Where the Power Lies
Whatever Biden’s agenda regarding school reopening, the reality is control of K-12 public education is maintained at the state and local level rather than by the federal government. Though governors and mayors hold the power reins to a stronger degree, the strongest of control is the teacher unions — and unions don’t want schools open with or without their teachers vaccinated.
Research from over 10,000 school districts substantiates this truth: “districts with stronger unions, as measured by district size and whether there’s collective bargaining, were less likely to hold in-person classes.” Evidently, the local school union’s strength is a stronger factor than infection rates within the community when it comes to school reopening decisions.
Spending the Government Aid Money
Regardless of the funding motive and reopening status, K-12 public schools will continue to receive extensive government aid money. Public school districts received roughly two-to-three percent of their annual budget in March 2020, with the CARES Act providing $13 billion. Additionally, they were granted more than four times that amount, $54 billion, in December 2020, through the Consolidated Appropriations Act. These measures have equated to significant money from the federal government to provide for safe school reopening. However, although these funds made it more than possible, receiving the funds did not require schools to reopen.
With Biden’s $130 billion plan, even more, money would be on the way — ten times that of the March CARES Act. The additional $130 billion averages roughly $2,600 of additional funding per student to public schools. However, the amount of money a district receives will be based on Title I, therefore, districts with low-income students will receive more than $2,600 per student. Despite further bailout funding, schools won’t be forced to resume five-day-a-week in-person learning nor required to reopen campuses for at least hybrid learning (a combination of remote and in-person learning).
Right or wrong, the essential question will be: How should all this money be spent? The common quick response is personal protective equipment and smaller class sizes. But caution should be given to hiring more staff, and thus incurring a long-term expense with this short-term money. Marguerite Roza, Director of Edunomics Lab at Georgetown University, advises “districts to line up a bunch of cost-equivalent alternatives…and then consider which one of these make[s] the most sense” for their situation.
Roza continues with hypothetical examples to get leaders thinking: “We could spend the money to reduce class size by two students for two years. We could spend that money to add one month of school….We could do high-dosage tutoring for a third of the kids. Or we could even just pass the money down to the schools…and say ‘What do you think your students need?’” For Roza, allocating funding at the school level, rather than the district level, is more nimble, adaptive, and innovative than a one-size-fits-all strategy.

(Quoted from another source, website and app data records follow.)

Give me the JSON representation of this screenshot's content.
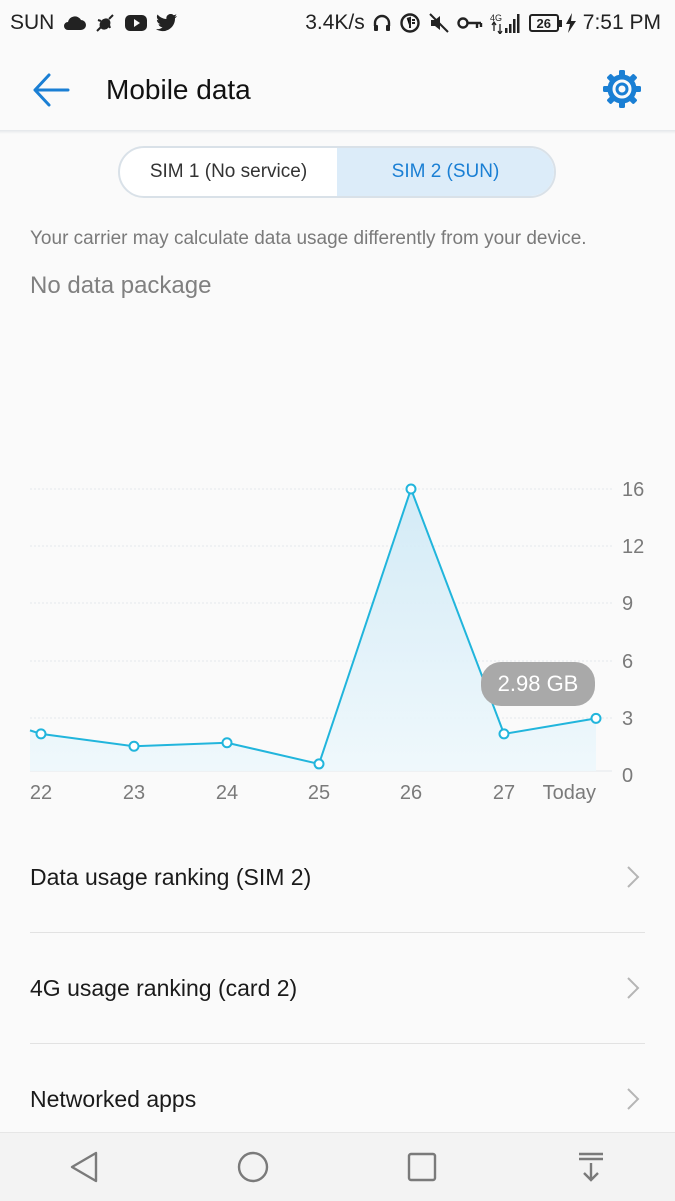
{
  "status_bar": {
    "carrier": "SUN",
    "net_speed": "3.4K/s",
    "network": "4G",
    "battery_level": "26",
    "time": "7:51 PM",
    "icons": [
      "cloud-icon",
      "bug-icon",
      "youtube-icon",
      "twitter-icon",
      "headphones-icon",
      "data-saver-icon",
      "mute-icon",
      "key-icon",
      "signal-icon",
      "battery-icon",
      "charging-icon"
    ]
  },
  "app_bar": {
    "title": "Mobile data"
  },
  "sim_tabs": [
    {
      "label": "SIM 1 (No service)",
      "selected": false
    },
    {
      "label": "SIM 2 (SUN)",
      "selected": true
    }
  ],
  "carrier_note": "Your carrier may calculate data usage differently from your device.",
  "package_status": "No data package",
  "chart_data": {
    "type": "area",
    "x_labels": [
      "22",
      "23",
      "24",
      "25",
      "26",
      "27",
      "Today"
    ],
    "values": [
      2.1,
      1.4,
      1.6,
      0.4,
      16.0,
      2.1,
      2.98
    ],
    "yticks": [
      0,
      3,
      6,
      9,
      12,
      16
    ],
    "ylim": [
      0,
      16
    ],
    "grid": true,
    "line_color": "#21b5dc",
    "tooltip_label": "2.98 GB"
  },
  "list": [
    {
      "label": "Data usage ranking (SIM 2)"
    },
    {
      "label": "4G usage ranking (card 2)"
    },
    {
      "label": "Networked apps"
    }
  ],
  "colors": {
    "accent": "#1a7fd4",
    "chart_line": "#21b5dc"
  }
}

Let’s hope the massive funding is sufficient to overcome teacher union reluctance, and schools will reopen long before Biden’s first 100 days are over. If it takes until a day shy of May, it starts to bump up against the school year’s conclusion in many parts of the country, which are set to wrap up before Memorial Day. Even in areas the conclude the school year in mid-June, strong arguments will be given that it will be too difficult for parents and students to transition back to on-campus schools for only a few weeks.
We can anticipate that unions and even district leaders will argue that it’s too expensive and too risky to rollout. There is strong reason to suspect that even fall 2021 won’t see full in-person schooling return nationwide. Whatever money and science are put forward, it probably won’t be enough for the teacher unions, and the President will likely continue to kowtow to their demands. For the sake of our nation’s students and their families, a dramatically different course is urgently needed.